A quick email later, and the PR company tells me: “I received your information through a media research database.” Fair enough. Bloggers, clearly, are being tracked, and that’s probably no great shakes. But why the out-of-date email address? And why no basic data which might shape the nature of the pitch, such as I also happen to be a technology columnist for Dow Jones?

What makes it all a tad weirder is that the pitch is for a product that was announced in January, seven months ago, and won’t be available in the stores until “either October or
November (in time for the holiday shopping season)” — another two or three months away. Not exactly a hot story, either way you look at it. If I was half-asleep (not that unusual, I admit) I might have just edited down the attached press release and bingo! Motorola would have had a bit of free publicity to keep their product bubbling away on the search engines until the product actually appears in the stores.

Bottom line: I don’t mind being pitched. And I don’t mind it that much if the product is actually either too old to really get excited about, or too far away from the stores to burden readers with it. But couldn’t these media research databases, and the people who use them, do a bit of basic research (it’s called ‘Googling’) before they fire off their pitches? We bloggers, just like journalists, are a sensitive lot and hate to feel we’re being taken for a ride by folk who haven’t done their homework first. Otherwise it looks dangerously like spam.

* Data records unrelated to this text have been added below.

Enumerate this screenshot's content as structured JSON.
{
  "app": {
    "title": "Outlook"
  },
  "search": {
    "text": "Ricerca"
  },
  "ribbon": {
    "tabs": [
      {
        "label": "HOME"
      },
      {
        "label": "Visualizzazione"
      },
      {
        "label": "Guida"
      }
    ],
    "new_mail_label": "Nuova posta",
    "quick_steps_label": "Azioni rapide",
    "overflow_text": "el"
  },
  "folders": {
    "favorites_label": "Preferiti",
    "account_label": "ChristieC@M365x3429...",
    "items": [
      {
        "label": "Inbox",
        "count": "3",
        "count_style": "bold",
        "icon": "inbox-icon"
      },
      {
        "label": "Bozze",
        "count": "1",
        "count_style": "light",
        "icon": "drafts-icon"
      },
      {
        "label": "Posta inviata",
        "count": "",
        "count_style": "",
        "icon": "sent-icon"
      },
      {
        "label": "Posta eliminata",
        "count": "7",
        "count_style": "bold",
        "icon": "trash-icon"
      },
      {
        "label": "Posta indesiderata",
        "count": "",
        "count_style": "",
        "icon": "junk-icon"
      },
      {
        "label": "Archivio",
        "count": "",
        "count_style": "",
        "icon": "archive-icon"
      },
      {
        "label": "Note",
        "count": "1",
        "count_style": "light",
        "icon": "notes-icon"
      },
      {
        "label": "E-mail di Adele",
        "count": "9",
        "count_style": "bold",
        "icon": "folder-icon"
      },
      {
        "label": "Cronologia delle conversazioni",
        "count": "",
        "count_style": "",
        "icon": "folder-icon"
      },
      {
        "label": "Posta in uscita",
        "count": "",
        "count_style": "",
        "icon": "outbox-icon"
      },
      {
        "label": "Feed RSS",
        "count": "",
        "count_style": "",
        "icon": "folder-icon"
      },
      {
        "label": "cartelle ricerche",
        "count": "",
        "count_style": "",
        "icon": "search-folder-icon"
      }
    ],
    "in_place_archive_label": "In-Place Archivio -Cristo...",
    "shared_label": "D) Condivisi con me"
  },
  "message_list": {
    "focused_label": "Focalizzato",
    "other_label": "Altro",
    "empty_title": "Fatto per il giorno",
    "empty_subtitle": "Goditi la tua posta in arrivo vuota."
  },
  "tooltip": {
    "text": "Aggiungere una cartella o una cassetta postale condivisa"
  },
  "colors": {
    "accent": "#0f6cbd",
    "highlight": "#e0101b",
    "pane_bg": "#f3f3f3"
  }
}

Toshiba Asia’s PR

Take pity on us journalists. I tried to reach Toshiba’s PR handlers in Asia this morning. It’s not easy. Their Japanese site has a webpage which contains press releases but none of those releases contained contact numbers, names or emails. (How are we expected to ask follow up questions if there’s no contact number? A press release is not the end of the story, at least for a journalist who does his job properly.) Their regional webpage takes you to the same site.

Nowhere else on the website could I find any sort of contact that could be described as PR. The contact us webpage contains all sorts of exciting links, but nothing that could be described as a PR department. There’s a ‘non-product enquiry’ page which requires you fill in a form, but no names, no phone numbers, nothing that might help a journalist get a question answered.

Then I had an idea: Benjamin, a unit of Weber Shandwick, the PR agency, handles Toshiba in the U.S., so perhaps Weber Shandwick’s regional office in Hong Kong might know. Er, no. Nothing so far.

Eventually I picked up the phone and called their headquarters. A very helpful woman answered the phone, took down my details and then played me some rather soothing tinkly music (several times, I couldn’t help noticing) before telling me the whole PR department had gone for lunch (it being, after several rounds of tinkly music, 12.03 pm.) So I was told to call back ‘after lunch’.

Why is it easier to reach a small company than it is to reach a big one? Why issue a press release without any contact details on it? Why hire big PR companies to handle your PR but not actually let journalists know who those PR companies are, and how we can reach them?

Yuck. I’m going to have to call back Toshiba Japan just to soothe myself with some more tinkly music.